I had Miss Sophia's bird in my hand, and thinking the poor creature languished for liberty, I own I could not forbear giving it what it desired; for I always thought there was something very cruel in confining anything.
Before the castle gate all was as the fox had said: so the son went in and found the chamber where the golden bird hung in a wooden cage, and below stood the golden cage, and the three golden apples that had been lost were lying close by it.
I will mention only two other birds, which are very common, and render themselves prominent from their habits.
Bird, seeing the defenceless condition of the enemy's territory, had no more conscience than to push her advantage.

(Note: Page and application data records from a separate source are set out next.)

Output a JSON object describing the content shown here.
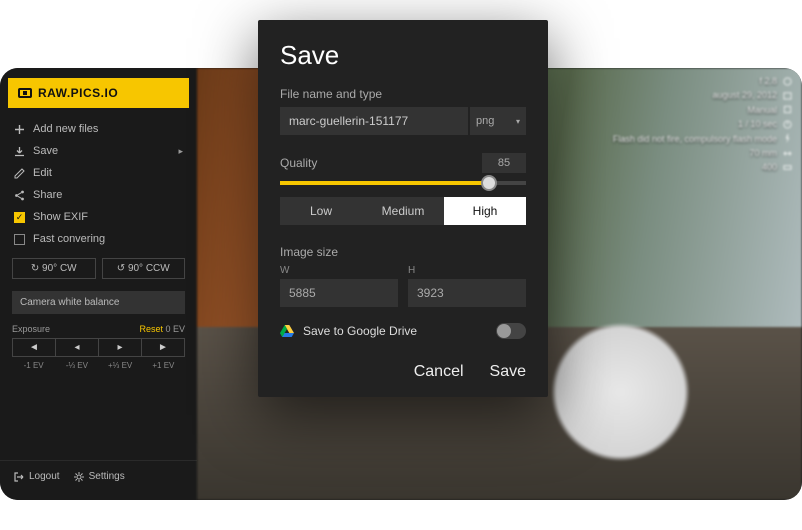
{
  "brand": "RAW.PICS.IO",
  "sidebar": {
    "items": [
      {
        "label": "Add new files",
        "icon": "plus-icon"
      },
      {
        "label": "Save",
        "icon": "download-icon",
        "chevron": true
      },
      {
        "label": "Edit",
        "icon": "pencil-icon"
      },
      {
        "label": "Share",
        "icon": "share-icon"
      },
      {
        "label": "Show EXIF",
        "icon": "checkbox",
        "checked": true
      },
      {
        "label": "Fast convering",
        "icon": "checkbox",
        "checked": false
      }
    ],
    "rotate_cw": "90° CW",
    "rotate_ccw": "90° CCW",
    "white_balance": "Camera white balance",
    "exposure_label": "Exposure",
    "reset_label": "Reset",
    "exposure_value": "0 EV",
    "steps": [
      "◄",
      "◂",
      "▸",
      "►"
    ],
    "step_labels": [
      "-1 EV",
      "-⅓ EV",
      "+⅓ EV",
      "+1 EV"
    ],
    "logout": "Logout",
    "settings": "Settings"
  },
  "exif": [
    {
      "v": "f 2.8",
      "i": "aperture-icon"
    },
    {
      "v": "august 29, 2012",
      "i": "calendar-icon"
    },
    {
      "v": "Manual",
      "i": "mode-icon"
    },
    {
      "v": "1 / 10 sec",
      "i": "shutter-icon"
    },
    {
      "v": "Flash did not fire, compulsory flash mode",
      "i": "flash-icon"
    },
    {
      "v": "70 mm",
      "i": "focal-icon"
    },
    {
      "v": "400",
      "i": "iso-icon"
    }
  ],
  "dialog": {
    "title": "Save",
    "filename_label": "File name and type",
    "filename": "marc-guellerin-151177",
    "type": "png",
    "quality_label": "Quality",
    "quality": "85",
    "quality_levels": [
      "Low",
      "Medium",
      "High"
    ],
    "quality_selected": "High",
    "size_label": "Image size",
    "w_label": "W",
    "h_label": "H",
    "width": "5885",
    "height": "3923",
    "gdrive": "Save to Google Drive",
    "cancel": "Cancel",
    "save": "Save"
  }
}
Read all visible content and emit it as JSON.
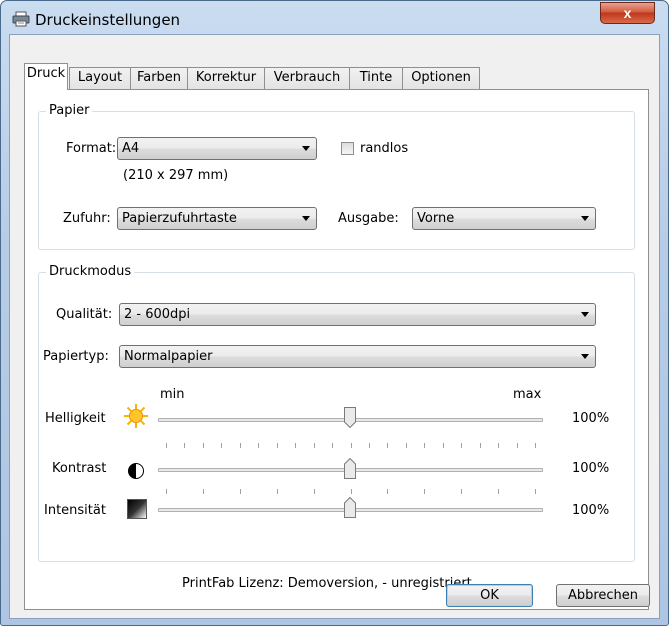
{
  "window": {
    "title": "Druckeinstellungen",
    "close_label": "x"
  },
  "tabs": [
    {
      "label": "Druck",
      "active": true
    },
    {
      "label": "Layout"
    },
    {
      "label": "Farben"
    },
    {
      "label": "Korrektur"
    },
    {
      "label": "Verbrauch"
    },
    {
      "label": "Tinte"
    },
    {
      "label": "Optionen"
    }
  ],
  "paper": {
    "group_label": "Papier",
    "format_label": "Format:",
    "format_value": "A4",
    "format_size": "(210 x 297 mm)",
    "borderless_label": "randlos",
    "borderless_checked": false,
    "feed_label": "Zufuhr:",
    "feed_value": "Papierzufuhrtaste",
    "output_label": "Ausgabe:",
    "output_value": "Vorne"
  },
  "print_mode": {
    "group_label": "Druckmodus",
    "quality_label": "Qualität:",
    "quality_value": "2 - 600dpi",
    "paper_type_label": "Papiertyp:",
    "paper_type_value": "Normalpapier",
    "scale_min": "min",
    "scale_max": "max",
    "sliders": [
      {
        "label": "Helligkeit",
        "icon": "sun-icon",
        "value_text": "100%",
        "position": 0.5
      },
      {
        "label": "Kontrast",
        "icon": "contrast-icon",
        "value_text": "100%",
        "position": 0.5
      },
      {
        "label": "Intensität",
        "icon": "intensity-gradient-icon",
        "value_text": "100%",
        "position": 0.5
      }
    ]
  },
  "license_text": "PrintFab Lizenz: Demoversion,  - unregistriert",
  "buttons": {
    "ok": "OK",
    "cancel": "Abbrechen"
  }
}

If you manage to avoid this pitfall, and to reach the top of the mountain, you will find there the Talking Bird in a splendid cage, and you can ask of him where you are to seek the Singing Tree and the Golden Water.
'We will wait,' said the first bird, 'and see how they get on together.'
But if my wishes were satisfied by the possession of the bird of paradise, the Canadian's were not yet.
"Be that word our sign of parting, bird or fiend!" I shrieked, upstarting "Get thee back into the tempest and the Night's Plutonian shore!
"Be that our sign of parting, bird or fiend!" I shrieked, upstarting-- "Get thee back into the tempest and the Night's Plutonian shore!
The birds twittered more and more loudly and busily in the thicket.
“You have grown wordy, since the affair of the turkey; but if you are for a single shot, here goes at that bird which comes on by himself.”
Peter's heart was so glad that he felt he must sing all day long, just as the birds sing for joy, but, being partly human, he needed in instrument, so he made a pipe of reeds, and he used to sit by the shore of the island of an evening, practising the sough of the wind and the ripple of the water, and catching handfuls of the shine of the moon, and he put them all in his pipe and played them so beautifully that even the birds were deceived, and they would say to each other, "Was that a fish leaping in the water or was it Peter playing leaping fish on his pipe?" and sometimes he played the birth of birds, and then the mothers would turn round in their nests to see whether they had laid an egg.
It would be easy to show that several distinct mental actions are commonly embraced by this term; but every one understands what is meant, when it is said that instinct impels the cuckoo to migrate and to lay her eggs in other birds' nests.